▸ **Stored data**
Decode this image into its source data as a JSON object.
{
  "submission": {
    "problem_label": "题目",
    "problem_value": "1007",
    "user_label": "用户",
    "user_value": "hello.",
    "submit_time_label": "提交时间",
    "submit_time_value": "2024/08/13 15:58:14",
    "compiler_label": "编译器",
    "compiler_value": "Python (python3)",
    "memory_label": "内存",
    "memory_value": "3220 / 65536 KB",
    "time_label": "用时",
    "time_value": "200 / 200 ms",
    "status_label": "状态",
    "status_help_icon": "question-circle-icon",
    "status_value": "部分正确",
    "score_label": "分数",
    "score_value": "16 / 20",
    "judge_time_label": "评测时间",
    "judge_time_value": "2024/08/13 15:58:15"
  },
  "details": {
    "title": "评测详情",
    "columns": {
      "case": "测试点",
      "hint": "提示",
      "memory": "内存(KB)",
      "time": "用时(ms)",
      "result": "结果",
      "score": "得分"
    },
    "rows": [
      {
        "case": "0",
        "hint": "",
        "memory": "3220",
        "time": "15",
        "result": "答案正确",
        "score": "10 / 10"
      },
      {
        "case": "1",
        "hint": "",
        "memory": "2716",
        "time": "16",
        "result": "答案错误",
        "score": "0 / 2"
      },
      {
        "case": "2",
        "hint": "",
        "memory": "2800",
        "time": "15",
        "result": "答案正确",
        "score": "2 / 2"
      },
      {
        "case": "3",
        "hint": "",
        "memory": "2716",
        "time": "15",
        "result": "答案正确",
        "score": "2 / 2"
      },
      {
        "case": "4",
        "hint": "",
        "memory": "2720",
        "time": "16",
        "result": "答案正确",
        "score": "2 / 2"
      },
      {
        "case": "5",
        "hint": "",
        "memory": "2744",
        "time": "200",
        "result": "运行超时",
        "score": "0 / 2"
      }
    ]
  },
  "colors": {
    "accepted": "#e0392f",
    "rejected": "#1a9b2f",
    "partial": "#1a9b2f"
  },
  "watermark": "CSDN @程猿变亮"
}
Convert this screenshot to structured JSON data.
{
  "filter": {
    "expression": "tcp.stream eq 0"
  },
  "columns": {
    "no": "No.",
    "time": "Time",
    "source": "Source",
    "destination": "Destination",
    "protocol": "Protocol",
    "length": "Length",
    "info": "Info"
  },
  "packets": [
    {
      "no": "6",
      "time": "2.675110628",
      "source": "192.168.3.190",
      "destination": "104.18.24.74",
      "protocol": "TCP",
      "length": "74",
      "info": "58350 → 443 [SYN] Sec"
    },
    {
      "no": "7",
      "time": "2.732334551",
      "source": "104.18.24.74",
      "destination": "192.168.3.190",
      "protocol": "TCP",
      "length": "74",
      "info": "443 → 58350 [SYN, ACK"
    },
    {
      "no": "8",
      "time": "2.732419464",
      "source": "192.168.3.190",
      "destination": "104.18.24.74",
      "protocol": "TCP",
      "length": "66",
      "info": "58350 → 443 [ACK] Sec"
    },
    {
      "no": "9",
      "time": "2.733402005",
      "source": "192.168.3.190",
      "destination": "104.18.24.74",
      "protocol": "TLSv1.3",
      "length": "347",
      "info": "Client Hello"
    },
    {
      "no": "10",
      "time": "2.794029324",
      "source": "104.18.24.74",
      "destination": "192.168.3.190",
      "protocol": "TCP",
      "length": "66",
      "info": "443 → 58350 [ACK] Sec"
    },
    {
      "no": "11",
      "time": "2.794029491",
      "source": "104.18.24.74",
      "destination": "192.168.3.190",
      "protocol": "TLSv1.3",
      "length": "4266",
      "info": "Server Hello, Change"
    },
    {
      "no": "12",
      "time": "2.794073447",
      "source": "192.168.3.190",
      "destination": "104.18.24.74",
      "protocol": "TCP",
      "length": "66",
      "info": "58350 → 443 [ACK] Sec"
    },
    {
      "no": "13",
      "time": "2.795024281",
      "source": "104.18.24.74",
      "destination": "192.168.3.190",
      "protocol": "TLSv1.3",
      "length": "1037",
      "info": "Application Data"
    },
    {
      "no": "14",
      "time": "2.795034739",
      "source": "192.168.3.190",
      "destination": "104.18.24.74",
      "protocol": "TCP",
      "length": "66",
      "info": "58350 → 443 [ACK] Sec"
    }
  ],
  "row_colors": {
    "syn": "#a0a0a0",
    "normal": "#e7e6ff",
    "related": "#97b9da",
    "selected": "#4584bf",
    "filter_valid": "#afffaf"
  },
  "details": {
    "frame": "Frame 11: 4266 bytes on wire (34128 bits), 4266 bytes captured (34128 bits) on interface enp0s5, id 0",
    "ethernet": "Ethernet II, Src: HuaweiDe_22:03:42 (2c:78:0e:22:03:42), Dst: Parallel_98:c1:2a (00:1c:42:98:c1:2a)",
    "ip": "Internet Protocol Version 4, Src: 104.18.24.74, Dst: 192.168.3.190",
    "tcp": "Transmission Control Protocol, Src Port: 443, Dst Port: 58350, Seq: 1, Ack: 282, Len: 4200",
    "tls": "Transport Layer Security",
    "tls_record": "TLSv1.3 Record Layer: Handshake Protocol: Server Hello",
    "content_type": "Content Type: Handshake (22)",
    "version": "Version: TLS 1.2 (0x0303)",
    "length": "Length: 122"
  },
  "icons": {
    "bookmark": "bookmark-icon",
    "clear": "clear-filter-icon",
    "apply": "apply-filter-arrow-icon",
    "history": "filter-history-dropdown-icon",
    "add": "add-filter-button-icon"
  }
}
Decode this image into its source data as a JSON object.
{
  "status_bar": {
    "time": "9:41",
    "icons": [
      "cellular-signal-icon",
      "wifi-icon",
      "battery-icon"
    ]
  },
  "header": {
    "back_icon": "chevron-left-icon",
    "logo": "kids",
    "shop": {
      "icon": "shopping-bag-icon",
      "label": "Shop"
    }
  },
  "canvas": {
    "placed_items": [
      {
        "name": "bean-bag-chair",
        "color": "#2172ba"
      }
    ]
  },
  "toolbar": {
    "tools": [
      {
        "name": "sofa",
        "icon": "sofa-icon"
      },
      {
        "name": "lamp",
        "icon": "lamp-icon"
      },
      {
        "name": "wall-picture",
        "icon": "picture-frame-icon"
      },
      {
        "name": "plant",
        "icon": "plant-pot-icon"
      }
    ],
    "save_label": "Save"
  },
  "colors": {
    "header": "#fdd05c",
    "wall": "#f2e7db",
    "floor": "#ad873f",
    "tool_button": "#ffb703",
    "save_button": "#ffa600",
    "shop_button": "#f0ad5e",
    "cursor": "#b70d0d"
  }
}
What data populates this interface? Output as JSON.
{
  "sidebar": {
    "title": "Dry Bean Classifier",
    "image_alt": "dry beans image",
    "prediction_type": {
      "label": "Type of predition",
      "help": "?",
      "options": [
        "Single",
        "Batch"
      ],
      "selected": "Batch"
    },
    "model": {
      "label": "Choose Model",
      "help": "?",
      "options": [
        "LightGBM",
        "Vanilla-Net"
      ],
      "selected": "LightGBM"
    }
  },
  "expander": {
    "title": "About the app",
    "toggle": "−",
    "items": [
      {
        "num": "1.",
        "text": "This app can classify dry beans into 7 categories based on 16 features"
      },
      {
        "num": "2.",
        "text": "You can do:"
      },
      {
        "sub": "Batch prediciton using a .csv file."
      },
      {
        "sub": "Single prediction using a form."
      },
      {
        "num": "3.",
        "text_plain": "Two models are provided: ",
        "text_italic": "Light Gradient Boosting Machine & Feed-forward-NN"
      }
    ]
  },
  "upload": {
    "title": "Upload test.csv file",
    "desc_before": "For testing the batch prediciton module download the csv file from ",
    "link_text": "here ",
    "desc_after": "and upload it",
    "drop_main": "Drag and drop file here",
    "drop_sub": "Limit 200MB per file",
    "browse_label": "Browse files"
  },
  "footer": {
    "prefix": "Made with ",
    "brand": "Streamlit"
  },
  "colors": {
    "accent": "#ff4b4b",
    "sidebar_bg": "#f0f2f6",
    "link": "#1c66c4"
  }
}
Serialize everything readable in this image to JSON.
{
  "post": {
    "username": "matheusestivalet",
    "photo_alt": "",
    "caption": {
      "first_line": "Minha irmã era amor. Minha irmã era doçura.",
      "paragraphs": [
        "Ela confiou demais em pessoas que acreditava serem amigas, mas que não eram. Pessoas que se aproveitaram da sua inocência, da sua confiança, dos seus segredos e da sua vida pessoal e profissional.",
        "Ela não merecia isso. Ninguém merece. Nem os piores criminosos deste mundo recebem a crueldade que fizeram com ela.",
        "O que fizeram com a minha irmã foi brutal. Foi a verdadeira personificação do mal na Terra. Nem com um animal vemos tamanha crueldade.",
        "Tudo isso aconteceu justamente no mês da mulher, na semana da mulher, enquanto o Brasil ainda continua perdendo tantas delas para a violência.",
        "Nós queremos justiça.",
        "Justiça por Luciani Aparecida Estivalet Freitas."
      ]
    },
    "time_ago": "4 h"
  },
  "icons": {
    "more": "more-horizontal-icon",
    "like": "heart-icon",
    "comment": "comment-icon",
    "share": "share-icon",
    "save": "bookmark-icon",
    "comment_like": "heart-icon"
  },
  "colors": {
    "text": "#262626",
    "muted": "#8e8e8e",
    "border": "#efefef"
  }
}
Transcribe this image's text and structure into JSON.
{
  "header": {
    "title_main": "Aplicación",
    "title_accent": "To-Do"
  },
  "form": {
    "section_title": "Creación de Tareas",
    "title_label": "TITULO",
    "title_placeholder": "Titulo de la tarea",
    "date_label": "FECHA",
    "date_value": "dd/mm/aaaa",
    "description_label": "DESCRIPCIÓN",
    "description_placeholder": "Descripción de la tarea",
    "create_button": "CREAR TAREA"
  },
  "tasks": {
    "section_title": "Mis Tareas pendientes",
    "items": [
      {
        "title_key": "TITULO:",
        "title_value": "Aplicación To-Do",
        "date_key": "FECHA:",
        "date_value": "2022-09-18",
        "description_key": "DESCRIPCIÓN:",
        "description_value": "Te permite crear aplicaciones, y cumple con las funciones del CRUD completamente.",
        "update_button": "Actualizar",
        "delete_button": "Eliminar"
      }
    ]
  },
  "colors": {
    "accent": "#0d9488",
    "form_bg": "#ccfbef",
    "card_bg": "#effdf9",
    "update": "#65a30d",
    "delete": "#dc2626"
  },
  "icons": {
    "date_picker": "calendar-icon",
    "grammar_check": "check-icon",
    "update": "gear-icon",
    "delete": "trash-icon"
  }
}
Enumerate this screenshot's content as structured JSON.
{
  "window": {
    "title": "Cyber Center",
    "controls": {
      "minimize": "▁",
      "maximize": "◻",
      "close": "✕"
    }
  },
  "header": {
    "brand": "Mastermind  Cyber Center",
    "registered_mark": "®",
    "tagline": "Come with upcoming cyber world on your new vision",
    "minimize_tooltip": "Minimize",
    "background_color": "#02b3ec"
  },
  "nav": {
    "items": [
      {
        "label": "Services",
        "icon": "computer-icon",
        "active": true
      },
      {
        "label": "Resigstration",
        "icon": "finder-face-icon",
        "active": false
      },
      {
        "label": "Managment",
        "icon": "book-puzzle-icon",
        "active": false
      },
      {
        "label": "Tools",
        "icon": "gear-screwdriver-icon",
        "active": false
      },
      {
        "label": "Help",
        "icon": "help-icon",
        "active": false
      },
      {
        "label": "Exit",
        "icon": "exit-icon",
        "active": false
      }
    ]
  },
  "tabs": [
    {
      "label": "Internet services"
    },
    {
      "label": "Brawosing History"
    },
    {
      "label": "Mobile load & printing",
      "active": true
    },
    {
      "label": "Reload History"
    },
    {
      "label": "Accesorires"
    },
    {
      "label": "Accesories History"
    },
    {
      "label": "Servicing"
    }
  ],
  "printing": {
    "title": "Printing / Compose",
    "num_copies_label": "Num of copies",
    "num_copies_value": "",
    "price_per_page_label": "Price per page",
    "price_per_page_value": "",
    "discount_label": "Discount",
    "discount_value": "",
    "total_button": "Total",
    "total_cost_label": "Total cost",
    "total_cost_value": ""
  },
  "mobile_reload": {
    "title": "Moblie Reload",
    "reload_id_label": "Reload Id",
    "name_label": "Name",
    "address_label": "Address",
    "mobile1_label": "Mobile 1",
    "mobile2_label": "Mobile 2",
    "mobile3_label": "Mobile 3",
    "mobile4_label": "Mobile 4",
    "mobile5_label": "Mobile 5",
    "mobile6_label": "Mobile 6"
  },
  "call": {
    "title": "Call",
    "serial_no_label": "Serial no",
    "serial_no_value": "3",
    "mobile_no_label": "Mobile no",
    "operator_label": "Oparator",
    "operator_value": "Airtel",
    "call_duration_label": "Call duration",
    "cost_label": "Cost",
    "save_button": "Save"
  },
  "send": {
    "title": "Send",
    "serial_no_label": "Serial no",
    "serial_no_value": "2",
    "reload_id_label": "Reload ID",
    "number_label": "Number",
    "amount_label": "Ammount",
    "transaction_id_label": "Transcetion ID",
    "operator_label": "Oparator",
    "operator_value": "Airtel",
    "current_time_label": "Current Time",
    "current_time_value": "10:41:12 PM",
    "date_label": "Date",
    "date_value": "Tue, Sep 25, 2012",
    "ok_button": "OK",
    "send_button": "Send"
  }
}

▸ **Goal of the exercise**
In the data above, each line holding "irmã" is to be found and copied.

▸ **Task output**
      "first_line": "Minha irmã era amor. Minha irmã era doçura.",
        "O que fizeram com a minha irmã foi brutal. Foi a verdadeira personificação do mal na Terra. Nem com um animal vemos tamanha crueldade.",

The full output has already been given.